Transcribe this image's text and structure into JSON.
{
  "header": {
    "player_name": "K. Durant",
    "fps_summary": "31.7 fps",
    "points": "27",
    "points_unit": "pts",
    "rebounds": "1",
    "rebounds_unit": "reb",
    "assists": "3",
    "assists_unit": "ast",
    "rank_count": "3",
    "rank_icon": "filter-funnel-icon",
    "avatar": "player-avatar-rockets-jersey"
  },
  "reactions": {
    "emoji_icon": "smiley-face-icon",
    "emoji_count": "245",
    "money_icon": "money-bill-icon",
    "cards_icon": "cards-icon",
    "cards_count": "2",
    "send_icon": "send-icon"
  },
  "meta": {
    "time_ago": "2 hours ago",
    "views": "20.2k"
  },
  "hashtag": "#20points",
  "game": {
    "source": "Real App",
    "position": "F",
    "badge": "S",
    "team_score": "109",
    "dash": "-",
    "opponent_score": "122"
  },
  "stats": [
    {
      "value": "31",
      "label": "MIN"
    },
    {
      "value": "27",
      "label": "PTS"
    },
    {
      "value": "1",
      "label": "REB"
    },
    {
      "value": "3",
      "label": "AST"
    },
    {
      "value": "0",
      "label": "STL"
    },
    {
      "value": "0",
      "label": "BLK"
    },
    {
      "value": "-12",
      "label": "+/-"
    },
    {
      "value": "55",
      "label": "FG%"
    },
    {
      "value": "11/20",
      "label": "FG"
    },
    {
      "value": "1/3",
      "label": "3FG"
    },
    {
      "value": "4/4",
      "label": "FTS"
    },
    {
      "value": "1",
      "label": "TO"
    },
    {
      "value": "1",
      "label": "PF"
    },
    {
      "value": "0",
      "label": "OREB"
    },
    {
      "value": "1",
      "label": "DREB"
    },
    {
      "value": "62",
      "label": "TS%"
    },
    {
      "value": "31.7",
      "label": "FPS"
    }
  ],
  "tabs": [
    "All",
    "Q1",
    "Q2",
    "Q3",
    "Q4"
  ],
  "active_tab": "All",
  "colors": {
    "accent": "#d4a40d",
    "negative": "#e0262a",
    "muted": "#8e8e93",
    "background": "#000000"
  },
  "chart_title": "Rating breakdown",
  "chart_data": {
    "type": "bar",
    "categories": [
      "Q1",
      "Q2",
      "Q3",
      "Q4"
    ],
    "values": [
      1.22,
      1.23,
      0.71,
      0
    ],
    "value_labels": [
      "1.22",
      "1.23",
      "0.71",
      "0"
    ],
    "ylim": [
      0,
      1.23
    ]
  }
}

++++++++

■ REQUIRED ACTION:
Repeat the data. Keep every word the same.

■ TASK ANSWER:
Transcribe this image's text and structure into JSON.
{
  "header": {
    "player_name": "K. Durant",
    "fps_summary": "31.7 fps",
    "points": "27",
    "points_unit": "pts",
    "rebounds": "1",
    "rebounds_unit": "reb",
    "assists": "3",
    "assists_unit": "ast",
    "rank_count": "3",
    "rank_icon": "filter-funnel-icon",
    "avatar": "player-avatar-rockets-jersey"
  },
  "reactions": {
    "emoji_icon": "smiley-face-icon",
    "emoji_count": "245",
    "money_icon": "money-bill-icon",
    "cards_icon": "cards-icon",
    "cards_count": "2",
    "send_icon": "send-icon"
  },
  "meta": {
    "time_ago": "2 hours ago",
    "views": "20.2k"
  },
  "hashtag": "#20points",
  "game": {
    "source": "Real App",
    "position": "F",
    "badge": "S",
    "team_score": "109",
    "dash": "-",
    "opponent_score": "122"
  },
  "stats": [
    {
      "value": "31",
      "label": "MIN"
    },
    {
      "value": "27",
      "label": "PTS"
    },
    {
      "value": "1",
      "label": "REB"
    },
    {
      "value": "3",
      "label": "AST"
    },
    {
      "value": "0",
      "label": "STL"
    },
    {
      "value": "0",
      "label": "BLK"
    },
    {
      "value": "-12",
      "label": "+/-"
    },
    {
      "value": "55",
      "label": "FG%"
    },
    {
      "value": "11/20",
      "label": "FG"
    },
    {
      "value": "1/3",
      "label": "3FG"
    },
    {
      "value": "4/4",
      "label": "FTS"
    },
    {
      "value": "1",
      "label": "TO"
    },
    {
      "value": "1",
      "label": "PF"
    },
    {
      "value": "0",
      "label": "OREB"
    },
    {
      "value": "1",
      "label": "DREB"
    },
    {
      "value": "62",
      "label": "TS%"
    },
    {
      "value": "31.7",
      "label": "FPS"
    }
  ],
  "tabs": [
    "All",
    "Q1",
    "Q2",
    "Q3",
    "Q4"
  ],
  "active_tab": "All",
  "colors": {
    "accent": "#d4a40d",
    "negative": "#e0262a",
    "muted": "#8e8e93",
    "background": "#000000"
  },
  "chart_title": "Rating breakdown",
  "chart_data": {
    "type": "bar",
    "categories": [
      "Q1",
      "Q2",
      "Q3",
      "Q4"
    ],
    "values": [
      1.22,
      1.23,
      0.71,
      0
    ],
    "value_labels": [
      "1.22",
      "1.23",
      "0.71",
      "0"
    ],
    "ylim": [
      0,
      1.23
    ]
  }
}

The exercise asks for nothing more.